* _YOUR GOAL_: Please return every line of the records below that contains the word "遇到synchronized代码块".

* _MATERIAL SHOWN_:

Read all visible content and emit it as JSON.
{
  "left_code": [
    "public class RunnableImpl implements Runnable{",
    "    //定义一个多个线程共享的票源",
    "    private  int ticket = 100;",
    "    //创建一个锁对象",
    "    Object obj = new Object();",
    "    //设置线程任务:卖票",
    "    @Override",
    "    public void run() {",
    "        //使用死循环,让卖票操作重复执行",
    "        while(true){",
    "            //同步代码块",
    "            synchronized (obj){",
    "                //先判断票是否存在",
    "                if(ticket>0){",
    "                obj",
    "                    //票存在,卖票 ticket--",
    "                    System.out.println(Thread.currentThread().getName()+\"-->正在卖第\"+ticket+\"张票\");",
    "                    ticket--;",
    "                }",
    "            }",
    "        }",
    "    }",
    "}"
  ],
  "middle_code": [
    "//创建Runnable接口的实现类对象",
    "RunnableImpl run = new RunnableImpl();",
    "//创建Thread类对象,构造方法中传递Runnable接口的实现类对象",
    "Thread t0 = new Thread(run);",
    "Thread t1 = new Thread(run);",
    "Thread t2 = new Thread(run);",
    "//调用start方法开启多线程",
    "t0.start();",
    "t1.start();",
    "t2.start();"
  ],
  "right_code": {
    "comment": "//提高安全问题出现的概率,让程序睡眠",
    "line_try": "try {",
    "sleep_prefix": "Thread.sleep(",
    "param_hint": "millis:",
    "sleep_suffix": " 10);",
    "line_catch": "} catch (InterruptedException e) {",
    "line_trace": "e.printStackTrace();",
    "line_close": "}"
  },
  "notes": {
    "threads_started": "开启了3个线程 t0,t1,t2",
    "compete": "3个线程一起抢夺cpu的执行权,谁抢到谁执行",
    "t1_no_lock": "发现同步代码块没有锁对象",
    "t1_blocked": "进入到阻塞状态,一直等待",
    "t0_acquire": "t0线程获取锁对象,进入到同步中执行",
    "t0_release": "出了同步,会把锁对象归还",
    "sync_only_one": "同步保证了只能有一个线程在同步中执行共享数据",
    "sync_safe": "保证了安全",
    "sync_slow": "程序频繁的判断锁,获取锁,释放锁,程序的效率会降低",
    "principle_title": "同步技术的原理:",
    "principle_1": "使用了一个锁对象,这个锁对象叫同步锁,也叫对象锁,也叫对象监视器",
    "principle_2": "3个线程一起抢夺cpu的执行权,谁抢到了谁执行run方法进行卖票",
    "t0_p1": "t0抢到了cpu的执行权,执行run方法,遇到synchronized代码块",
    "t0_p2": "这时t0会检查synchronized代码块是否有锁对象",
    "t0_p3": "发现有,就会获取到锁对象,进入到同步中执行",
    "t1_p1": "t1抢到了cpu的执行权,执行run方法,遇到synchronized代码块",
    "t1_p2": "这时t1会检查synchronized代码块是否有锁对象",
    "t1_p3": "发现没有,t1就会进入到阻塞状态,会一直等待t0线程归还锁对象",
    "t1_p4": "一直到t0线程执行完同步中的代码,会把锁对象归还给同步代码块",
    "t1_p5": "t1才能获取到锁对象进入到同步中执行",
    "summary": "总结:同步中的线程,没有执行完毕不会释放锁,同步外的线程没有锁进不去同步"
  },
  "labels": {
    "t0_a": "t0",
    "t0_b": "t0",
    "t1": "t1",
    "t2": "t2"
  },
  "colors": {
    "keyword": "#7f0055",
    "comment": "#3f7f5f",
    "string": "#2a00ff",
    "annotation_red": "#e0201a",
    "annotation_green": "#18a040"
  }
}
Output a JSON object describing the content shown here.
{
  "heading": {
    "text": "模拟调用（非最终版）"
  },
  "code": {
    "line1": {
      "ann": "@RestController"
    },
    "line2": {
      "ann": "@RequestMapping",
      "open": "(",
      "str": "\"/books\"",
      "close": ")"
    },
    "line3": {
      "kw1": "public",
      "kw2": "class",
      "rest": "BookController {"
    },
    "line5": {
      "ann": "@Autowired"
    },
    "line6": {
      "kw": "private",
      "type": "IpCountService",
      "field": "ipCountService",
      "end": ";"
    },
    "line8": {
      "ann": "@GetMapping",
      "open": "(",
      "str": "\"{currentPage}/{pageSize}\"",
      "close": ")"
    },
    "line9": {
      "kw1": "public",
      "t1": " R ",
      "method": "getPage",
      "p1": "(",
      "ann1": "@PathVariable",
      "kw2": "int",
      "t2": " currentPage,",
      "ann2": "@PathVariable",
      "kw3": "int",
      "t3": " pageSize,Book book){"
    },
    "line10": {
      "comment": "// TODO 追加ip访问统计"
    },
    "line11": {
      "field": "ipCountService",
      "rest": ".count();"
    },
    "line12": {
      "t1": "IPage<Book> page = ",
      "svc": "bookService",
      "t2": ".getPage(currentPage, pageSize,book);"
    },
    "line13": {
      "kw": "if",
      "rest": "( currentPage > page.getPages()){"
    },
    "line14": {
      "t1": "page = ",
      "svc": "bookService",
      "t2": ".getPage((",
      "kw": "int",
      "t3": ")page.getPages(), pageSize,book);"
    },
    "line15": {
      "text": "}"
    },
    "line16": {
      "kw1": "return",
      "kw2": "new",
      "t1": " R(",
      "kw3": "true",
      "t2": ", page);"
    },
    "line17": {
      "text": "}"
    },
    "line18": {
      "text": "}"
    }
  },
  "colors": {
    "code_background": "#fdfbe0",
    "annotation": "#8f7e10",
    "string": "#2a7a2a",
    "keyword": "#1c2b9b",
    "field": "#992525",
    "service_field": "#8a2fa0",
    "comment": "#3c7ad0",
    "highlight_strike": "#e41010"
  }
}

* _REPLY TO THE TASK_:
    "t0_p1": "t0抢到了cpu的执行权,执行run方法,遇到synchronized代码块",
    "t1_p1": "t1抢到了cpu的执行权,执行run方法,遇到synchronized代码块",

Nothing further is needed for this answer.